**Work required**
For each record that follows, restate the text exactly and drop the pictures.

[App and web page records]
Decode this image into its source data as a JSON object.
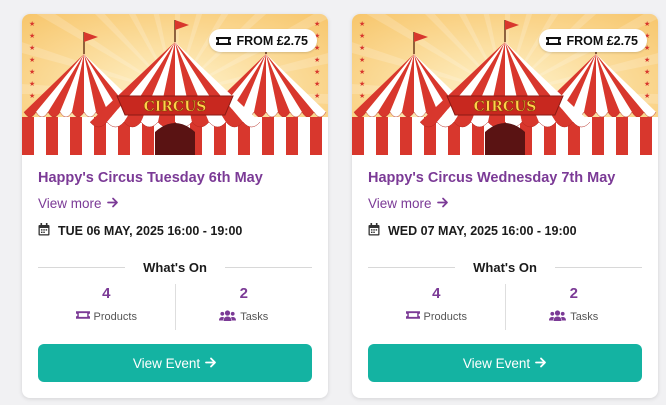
{
  "colors": {
    "accent": "#7b3a96",
    "button": "#14b3a2"
  },
  "events": [
    {
      "price_label": "FROM £2.75",
      "image_sign_text": "CIRCUS",
      "title": "Happy's Circus Tuesday 6th May",
      "view_more_label": "View more",
      "date_text": "TUE 06 MAY, 2025 16:00 - 19:00",
      "whats_on_label": "What's On",
      "products_count": "4",
      "products_label": "Products",
      "tasks_count": "2",
      "tasks_label": "Tasks",
      "button_label": "View Event"
    },
    {
      "price_label": "FROM £2.75",
      "image_sign_text": "CIRCUS",
      "title": "Happy's Circus Wednesday 7th May",
      "view_more_label": "View more",
      "date_text": "WED 07 MAY, 2025 16:00 - 19:00",
      "whats_on_label": "What's On",
      "products_count": "4",
      "products_label": "Products",
      "tasks_count": "2",
      "tasks_label": "Tasks",
      "button_label": "View Event"
    }
  ]
}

**Response to the exercise**
Decode this image into its source data as a JSON object.
{
  "colors": {
    "accent": "#7b3a96",
    "button": "#14b3a2"
  },
  "events": [
    {
      "price_label": "FROM £2.75",
      "image_sign_text": "CIRCUS",
      "title": "Happy's Circus Tuesday 6th May",
      "view_more_label": "View more",
      "date_text": "TUE 06 MAY, 2025 16:00 - 19:00",
      "whats_on_label": "What's On",
      "products_count": "4",
      "products_label": "Products",
      "tasks_count": "2",
      "tasks_label": "Tasks",
      "button_label": "View Event"
    },
    {
      "price_label": "FROM £2.75",
      "image_sign_text": "CIRCUS",
      "title": "Happy's Circus Wednesday 7th May",
      "view_more_label": "View more",
      "date_text": "WED 07 MAY, 2025 16:00 - 19:00",
      "whats_on_label": "What's On",
      "products_count": "4",
      "products_label": "Products",
      "tasks_count": "2",
      "tasks_label": "Tasks",
      "button_label": "View Event"
    }
  ]
}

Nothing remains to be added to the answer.